About this task -> Which of the lines below hold the word "type"? Pull each of them out.

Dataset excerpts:
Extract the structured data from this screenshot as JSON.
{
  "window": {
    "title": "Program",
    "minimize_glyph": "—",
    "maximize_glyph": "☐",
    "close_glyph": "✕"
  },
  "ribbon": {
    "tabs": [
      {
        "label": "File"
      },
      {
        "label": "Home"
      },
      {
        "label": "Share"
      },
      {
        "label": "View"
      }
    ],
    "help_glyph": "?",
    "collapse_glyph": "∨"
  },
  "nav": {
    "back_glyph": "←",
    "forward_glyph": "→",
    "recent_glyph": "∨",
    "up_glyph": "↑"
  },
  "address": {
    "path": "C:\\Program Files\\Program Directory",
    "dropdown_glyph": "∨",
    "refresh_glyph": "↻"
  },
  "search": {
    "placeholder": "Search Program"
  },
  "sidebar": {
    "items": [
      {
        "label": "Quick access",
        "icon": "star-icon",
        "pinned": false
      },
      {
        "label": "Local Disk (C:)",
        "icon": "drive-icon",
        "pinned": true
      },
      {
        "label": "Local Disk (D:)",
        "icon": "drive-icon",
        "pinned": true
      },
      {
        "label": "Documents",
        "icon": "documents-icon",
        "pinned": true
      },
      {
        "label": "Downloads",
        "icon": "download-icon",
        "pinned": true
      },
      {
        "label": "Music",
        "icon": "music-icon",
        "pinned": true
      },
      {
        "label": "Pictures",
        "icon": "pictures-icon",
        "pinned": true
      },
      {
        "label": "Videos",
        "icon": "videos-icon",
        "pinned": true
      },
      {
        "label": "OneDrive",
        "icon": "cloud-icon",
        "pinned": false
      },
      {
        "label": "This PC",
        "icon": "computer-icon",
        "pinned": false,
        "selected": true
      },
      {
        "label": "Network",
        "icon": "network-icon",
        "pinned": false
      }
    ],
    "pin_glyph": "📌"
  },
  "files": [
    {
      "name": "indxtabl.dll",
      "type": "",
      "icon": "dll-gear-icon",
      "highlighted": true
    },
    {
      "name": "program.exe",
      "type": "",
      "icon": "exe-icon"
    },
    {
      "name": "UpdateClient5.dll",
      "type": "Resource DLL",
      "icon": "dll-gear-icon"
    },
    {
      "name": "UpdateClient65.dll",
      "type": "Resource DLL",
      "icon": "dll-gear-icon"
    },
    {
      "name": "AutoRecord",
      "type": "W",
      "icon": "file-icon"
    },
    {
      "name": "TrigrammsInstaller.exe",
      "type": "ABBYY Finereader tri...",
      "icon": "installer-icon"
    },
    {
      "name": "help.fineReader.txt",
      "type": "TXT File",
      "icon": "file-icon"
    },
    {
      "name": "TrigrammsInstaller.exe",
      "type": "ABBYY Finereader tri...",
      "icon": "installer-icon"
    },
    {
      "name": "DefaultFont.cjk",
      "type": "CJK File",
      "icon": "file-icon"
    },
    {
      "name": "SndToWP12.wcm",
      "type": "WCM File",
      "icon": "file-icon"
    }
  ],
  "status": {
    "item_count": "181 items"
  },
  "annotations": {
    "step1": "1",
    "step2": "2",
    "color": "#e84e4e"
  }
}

Reply ->
      "type": "",
      "type": "",
      "type": "Resource DLL",
      "type": "Resource DLL",
      "type": "W",
      "type": "ABBYY Finereader tri...",
      "type": "TXT File",
      "type": "ABBYY Finereader tri...",
      "type": "CJK File",
      "type": "WCM File",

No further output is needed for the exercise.